— Problem to work on —
This task calls for copying each line below that contains "size".
++++++++
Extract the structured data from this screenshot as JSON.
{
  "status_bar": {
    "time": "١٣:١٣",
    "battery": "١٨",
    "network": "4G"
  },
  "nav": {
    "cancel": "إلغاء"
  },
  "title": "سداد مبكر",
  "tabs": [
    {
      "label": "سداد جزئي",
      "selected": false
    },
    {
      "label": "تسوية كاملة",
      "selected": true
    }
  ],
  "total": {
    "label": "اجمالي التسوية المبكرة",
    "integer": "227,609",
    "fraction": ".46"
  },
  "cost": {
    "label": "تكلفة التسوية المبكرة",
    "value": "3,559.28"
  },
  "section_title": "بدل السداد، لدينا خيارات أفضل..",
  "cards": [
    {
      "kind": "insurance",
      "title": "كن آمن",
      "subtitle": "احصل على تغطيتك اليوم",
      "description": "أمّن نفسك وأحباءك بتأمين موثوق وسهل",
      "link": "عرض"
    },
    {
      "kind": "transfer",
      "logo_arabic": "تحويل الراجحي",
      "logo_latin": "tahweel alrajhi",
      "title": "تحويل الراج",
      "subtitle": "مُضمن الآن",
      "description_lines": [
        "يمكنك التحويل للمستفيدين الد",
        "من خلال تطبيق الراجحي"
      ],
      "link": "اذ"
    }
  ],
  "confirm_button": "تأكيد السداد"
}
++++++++
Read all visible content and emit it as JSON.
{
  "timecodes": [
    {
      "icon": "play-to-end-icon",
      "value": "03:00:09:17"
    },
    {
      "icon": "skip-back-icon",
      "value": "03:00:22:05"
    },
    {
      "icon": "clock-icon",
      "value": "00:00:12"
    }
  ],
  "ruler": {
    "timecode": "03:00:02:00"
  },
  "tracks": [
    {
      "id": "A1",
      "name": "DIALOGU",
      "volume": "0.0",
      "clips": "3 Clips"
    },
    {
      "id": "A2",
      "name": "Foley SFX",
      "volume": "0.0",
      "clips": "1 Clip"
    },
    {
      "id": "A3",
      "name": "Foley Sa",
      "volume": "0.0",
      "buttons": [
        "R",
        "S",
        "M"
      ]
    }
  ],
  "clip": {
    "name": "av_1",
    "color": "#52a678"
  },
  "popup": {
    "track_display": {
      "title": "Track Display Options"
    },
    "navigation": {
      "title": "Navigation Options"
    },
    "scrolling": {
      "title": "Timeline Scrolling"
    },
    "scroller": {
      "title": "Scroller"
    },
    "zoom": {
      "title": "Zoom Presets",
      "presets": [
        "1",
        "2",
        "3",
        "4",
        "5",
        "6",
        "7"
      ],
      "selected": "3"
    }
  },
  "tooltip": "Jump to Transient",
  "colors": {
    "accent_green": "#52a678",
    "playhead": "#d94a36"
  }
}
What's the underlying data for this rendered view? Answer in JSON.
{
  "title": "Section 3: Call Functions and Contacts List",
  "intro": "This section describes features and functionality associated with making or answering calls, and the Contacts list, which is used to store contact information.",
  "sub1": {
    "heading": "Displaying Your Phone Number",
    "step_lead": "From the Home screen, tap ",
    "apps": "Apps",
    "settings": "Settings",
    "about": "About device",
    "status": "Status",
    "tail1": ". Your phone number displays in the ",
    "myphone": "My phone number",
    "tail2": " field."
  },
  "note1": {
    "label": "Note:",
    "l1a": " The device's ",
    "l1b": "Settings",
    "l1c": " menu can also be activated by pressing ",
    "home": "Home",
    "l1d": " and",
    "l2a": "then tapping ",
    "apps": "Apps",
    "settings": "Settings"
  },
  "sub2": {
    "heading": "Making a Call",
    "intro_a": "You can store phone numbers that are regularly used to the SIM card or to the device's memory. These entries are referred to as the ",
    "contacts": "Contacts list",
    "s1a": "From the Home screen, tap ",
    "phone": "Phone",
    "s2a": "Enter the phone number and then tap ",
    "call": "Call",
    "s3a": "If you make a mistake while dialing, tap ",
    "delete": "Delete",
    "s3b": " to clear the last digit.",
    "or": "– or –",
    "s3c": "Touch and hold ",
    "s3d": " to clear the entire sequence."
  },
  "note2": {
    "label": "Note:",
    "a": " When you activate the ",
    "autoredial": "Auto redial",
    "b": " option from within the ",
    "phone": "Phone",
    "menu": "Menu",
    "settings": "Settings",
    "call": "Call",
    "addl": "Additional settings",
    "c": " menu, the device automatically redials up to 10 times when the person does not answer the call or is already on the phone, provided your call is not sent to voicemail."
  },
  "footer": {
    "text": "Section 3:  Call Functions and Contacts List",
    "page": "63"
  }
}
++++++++
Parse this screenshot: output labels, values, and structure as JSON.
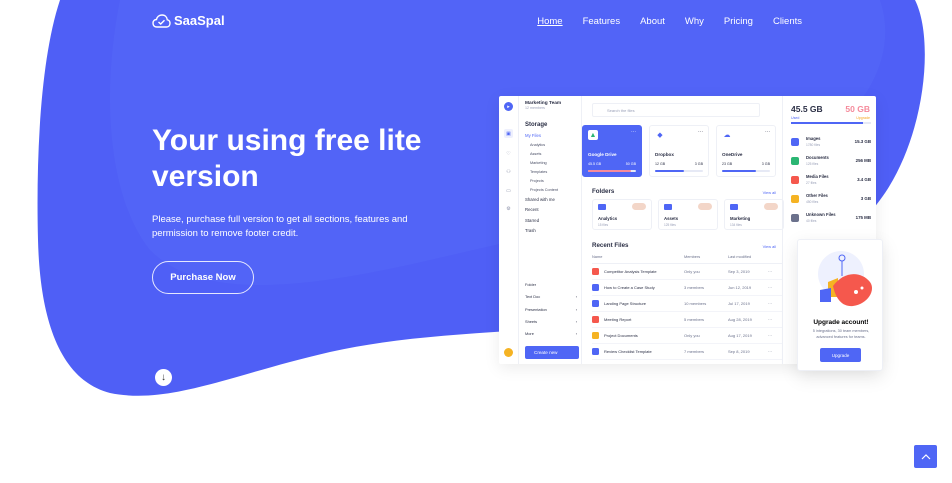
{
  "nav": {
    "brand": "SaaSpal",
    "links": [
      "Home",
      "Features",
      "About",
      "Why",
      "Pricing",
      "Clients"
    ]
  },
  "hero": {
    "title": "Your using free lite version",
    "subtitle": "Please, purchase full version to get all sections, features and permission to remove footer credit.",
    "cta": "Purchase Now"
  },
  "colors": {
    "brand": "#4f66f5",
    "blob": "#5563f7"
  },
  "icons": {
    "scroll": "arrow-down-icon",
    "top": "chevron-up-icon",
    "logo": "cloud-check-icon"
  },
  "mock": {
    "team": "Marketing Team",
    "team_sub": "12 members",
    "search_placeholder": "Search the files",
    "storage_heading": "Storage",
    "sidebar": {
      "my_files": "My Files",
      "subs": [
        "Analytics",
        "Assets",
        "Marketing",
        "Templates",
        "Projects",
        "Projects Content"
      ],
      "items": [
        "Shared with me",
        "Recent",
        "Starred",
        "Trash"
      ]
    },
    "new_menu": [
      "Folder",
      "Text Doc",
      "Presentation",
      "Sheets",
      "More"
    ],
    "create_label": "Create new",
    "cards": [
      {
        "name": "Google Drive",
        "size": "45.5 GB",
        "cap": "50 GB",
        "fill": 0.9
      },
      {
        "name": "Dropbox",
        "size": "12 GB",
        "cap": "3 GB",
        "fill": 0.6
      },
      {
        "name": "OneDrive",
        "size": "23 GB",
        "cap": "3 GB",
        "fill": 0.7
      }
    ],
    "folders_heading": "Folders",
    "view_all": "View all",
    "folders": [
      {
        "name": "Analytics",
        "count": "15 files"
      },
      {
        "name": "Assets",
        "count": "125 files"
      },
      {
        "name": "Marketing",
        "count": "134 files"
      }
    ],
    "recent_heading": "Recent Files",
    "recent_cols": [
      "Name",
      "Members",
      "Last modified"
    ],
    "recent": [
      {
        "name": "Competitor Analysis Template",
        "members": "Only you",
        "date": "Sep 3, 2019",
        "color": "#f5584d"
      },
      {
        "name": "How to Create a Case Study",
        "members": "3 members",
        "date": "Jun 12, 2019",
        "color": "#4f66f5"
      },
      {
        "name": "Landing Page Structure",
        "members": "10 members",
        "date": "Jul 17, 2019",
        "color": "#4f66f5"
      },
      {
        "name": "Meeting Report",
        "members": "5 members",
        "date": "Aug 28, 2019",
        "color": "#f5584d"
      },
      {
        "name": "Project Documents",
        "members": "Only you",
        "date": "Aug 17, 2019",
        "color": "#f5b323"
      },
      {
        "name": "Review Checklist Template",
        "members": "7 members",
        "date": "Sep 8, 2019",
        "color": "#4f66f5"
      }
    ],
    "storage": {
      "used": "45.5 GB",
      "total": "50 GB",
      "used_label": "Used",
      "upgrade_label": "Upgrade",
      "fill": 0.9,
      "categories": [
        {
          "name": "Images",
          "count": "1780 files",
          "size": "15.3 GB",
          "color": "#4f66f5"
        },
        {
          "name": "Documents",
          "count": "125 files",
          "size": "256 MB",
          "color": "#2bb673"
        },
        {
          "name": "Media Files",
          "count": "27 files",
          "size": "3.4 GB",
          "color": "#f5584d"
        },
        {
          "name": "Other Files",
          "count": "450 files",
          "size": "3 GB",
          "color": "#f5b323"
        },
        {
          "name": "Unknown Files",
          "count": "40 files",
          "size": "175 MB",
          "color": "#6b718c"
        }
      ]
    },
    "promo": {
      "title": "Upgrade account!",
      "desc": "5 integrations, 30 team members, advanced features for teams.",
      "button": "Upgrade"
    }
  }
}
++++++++
— Written solution —
        "size": "45.5 GB",
        "size": "12 GB",
        "size": "23 GB",
          "size": "15.3 GB",
          "size": "256 MB",
          "size": "3.4 GB",
          "size": "3 GB",
          "size": "175 MB",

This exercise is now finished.